NFL Betting: Broncos face Seahawks in Super Bowl
The subtitle to Super Bowl 48 was inevitable: the Irresistible Force vs. the Immovable Object. The Denver Broncos vs. the Seattle Seahawks pits the NFL's No. 1 offense against the NFL's No. 1 defense, and for the 10th time since 1975 the No. 1 seeds from each conference will meet in the Super Bowl betting matchup.
Oddsmakers made the Seattle Seahawks a slim 1-point favorite for the title game at MetLife Stadium at most places moments after they defeated last season's NFC champion San Francisco by a score of 23-17 in this year's NFC Championship Game. But within 30 minutes, Peyton Manning and the Denver Broncos received most of the wagering support, and the line shifted to Denver -1 before they settled in as a 2-point betting favorite. The total is listed at 47.5 points.
Now with the Broncos pegged as a betting favorite in this game, the Super Bowl will mark the 30th straight game Denver has been favored on the NFL betting lines at the sportsbooks. The Broncos are on winning runs of 25-4 SU and 20-9 ATS leading up to Super Bowl XLVIII.
After overcoming Sunday's 10-0 deficit versus San Francisco, the Seahawks have now won all three of their previous games this season in which they trailed by 10 or more points. Seahawks quarterback Russell Wilson is now a stellar 27-9 as a starter, tying Pittsburgh's Ben Roethlisberger for the most wins by a quarterback over his first two seasons during the Super Bowl era.
Super Bowl 48 will mark the 16th time that the defense that allowed the fewest points in the league advanced to the title game since the AFL and NFL merged. Of the previous 15 teams, 12 of them won championships.
This will also mark the fifth time since the merger that the league’s No. 1 ranked scoring offense faces the league's No. 1 ranked scoring defense in the Super Bowl, and it's been the top defensive team winning three of the last four meetings.
The Seahawks were in the AFC West division from 1977 through 2001, and were rivals with the Broncos until moving to the NFC West division in 2002.

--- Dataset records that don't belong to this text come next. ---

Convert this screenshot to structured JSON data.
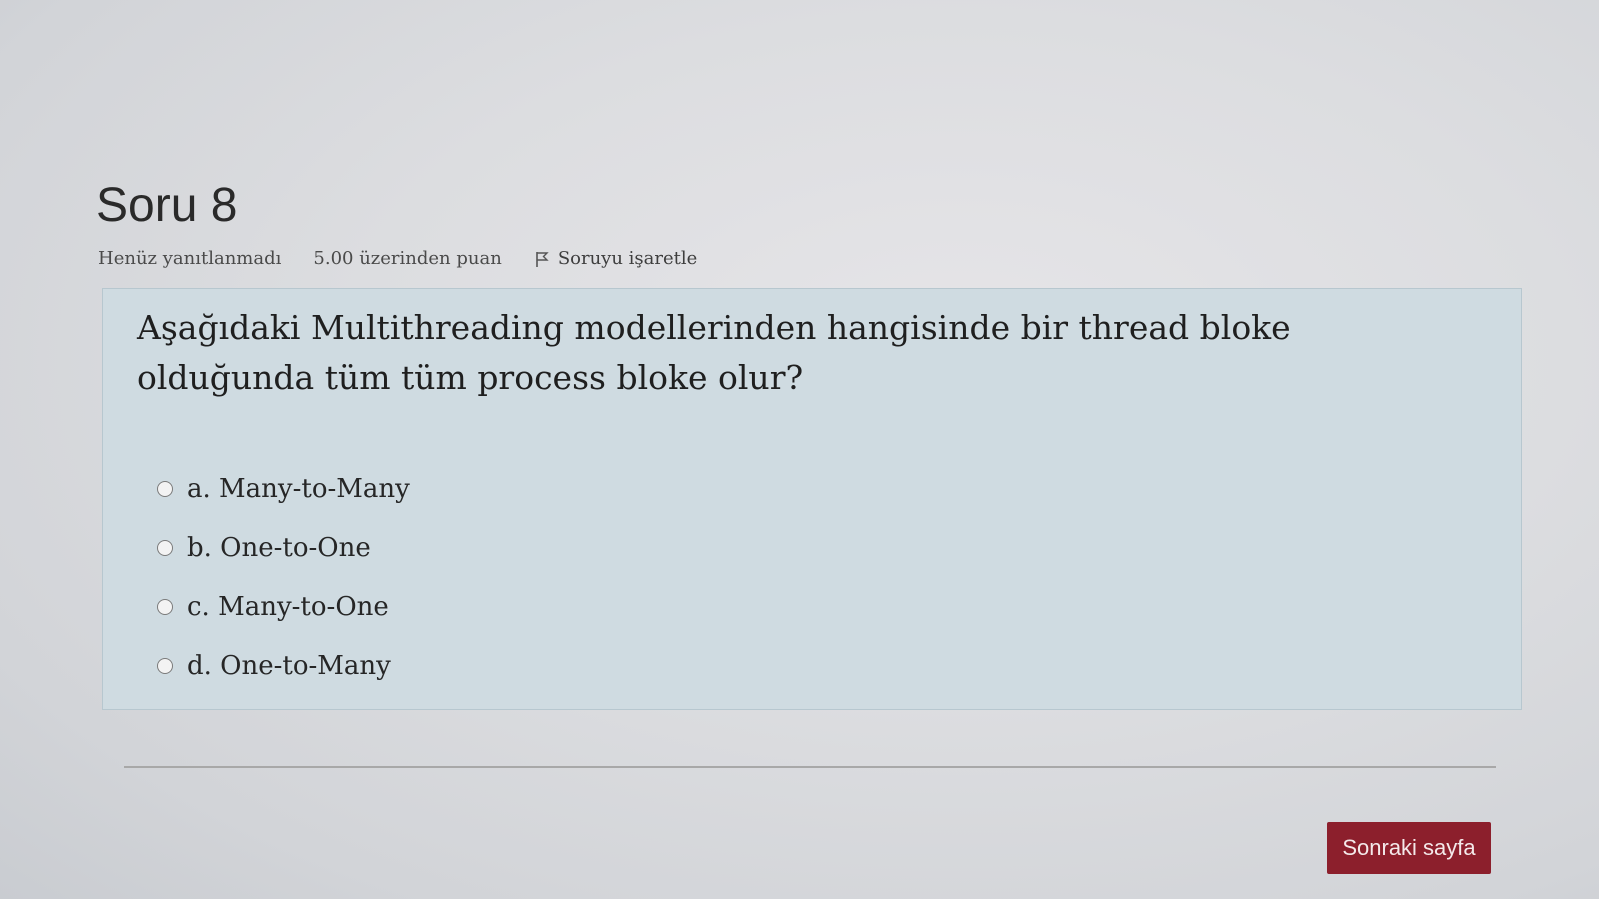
{
  "question": {
    "title": "Soru 8",
    "state": "Henüz yanıtlanmadı",
    "grade": "5.00 üzerinden puan",
    "flag_label": "Soruyu işaretle",
    "text": "Aşağıdaki Multithreading modellerinden hangisinde bir thread bloke olduğunda tüm tüm process bloke olur?",
    "answers": [
      {
        "label": "a. Many-to-Many",
        "selected": false
      },
      {
        "label": "b. One-to-One",
        "selected": false
      },
      {
        "label": "c. Many-to-One",
        "selected": false
      },
      {
        "label": "d. One-to-Many",
        "selected": false
      }
    ]
  },
  "navigation": {
    "next_label": "Sonraki sayfa",
    "next_color": "#8c1f2c"
  },
  "icons": {
    "flag": "flag-icon",
    "radio": "radio-circle"
  }
}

League officials have been scrutinized for their decision to award the Super Bowl to an east coast, cold weather stadium. The average high temperature for New York on February 2 is 37 degrees, and the average low is 22 degrees.